Which lines in the data below contain the word "Artikel"? Pull each of them out.
=-=-=-=-=
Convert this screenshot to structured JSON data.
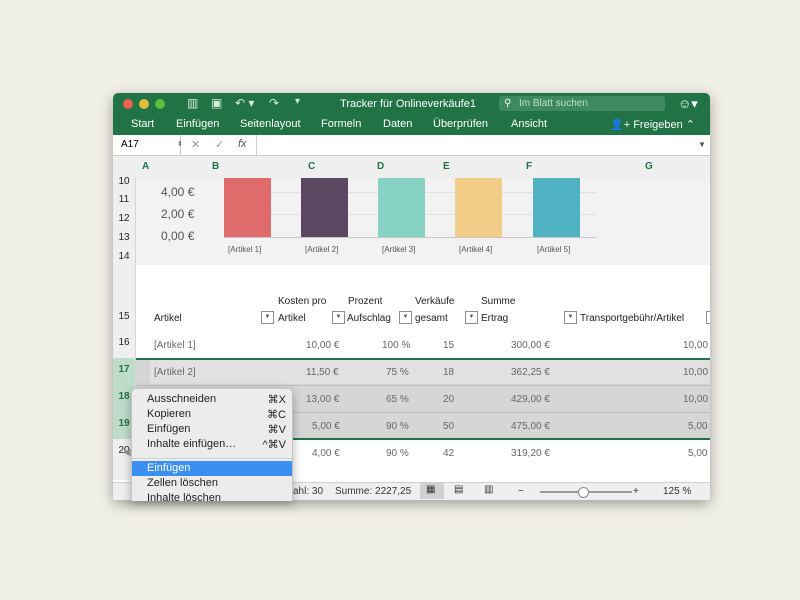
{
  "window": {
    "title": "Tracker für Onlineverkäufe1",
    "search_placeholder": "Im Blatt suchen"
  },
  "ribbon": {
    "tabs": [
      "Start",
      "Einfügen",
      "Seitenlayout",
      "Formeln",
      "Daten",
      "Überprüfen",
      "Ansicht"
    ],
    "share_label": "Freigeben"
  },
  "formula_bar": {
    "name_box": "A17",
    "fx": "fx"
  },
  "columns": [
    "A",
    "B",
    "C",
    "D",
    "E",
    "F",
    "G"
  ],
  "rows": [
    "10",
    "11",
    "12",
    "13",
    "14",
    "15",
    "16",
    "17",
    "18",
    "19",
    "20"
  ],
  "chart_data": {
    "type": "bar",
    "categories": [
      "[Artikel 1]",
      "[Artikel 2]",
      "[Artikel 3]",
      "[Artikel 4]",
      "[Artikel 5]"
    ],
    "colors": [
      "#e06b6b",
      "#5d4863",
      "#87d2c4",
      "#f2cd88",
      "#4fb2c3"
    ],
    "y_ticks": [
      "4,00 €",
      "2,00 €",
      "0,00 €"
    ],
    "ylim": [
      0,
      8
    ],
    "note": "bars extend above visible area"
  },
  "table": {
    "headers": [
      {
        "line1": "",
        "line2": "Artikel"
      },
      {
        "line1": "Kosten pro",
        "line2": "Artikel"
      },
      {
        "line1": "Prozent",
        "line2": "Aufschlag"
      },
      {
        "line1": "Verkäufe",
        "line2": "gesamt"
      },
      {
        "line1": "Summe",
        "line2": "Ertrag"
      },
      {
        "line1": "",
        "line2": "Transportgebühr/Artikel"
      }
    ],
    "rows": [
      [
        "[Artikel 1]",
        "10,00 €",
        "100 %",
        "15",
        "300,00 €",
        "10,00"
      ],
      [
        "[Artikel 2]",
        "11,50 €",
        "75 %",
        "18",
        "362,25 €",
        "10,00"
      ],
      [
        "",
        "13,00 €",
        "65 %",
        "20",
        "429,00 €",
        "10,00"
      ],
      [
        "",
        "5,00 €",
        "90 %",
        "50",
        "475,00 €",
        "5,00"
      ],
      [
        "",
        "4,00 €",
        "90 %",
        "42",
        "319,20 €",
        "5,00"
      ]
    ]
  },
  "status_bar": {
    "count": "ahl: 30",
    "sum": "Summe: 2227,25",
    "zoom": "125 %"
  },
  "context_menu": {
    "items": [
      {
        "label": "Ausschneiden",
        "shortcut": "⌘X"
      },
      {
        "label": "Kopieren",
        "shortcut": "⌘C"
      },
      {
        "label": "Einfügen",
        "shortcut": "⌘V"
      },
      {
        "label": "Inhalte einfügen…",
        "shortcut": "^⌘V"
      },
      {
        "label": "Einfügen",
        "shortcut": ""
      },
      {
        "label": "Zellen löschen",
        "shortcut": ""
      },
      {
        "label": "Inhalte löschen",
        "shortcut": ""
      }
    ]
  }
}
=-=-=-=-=
## Answer box
      "[Artikel 1]",
      "[Artikel 2]",
      "[Artikel 3]",
      "[Artikel 4]",
      "[Artikel 5]"
        "line2": "Artikel"
        "line2": "Artikel"
        "line2": "Transportgebühr/Artikel"
        "[Artikel 1]",
        "[Artikel 2]",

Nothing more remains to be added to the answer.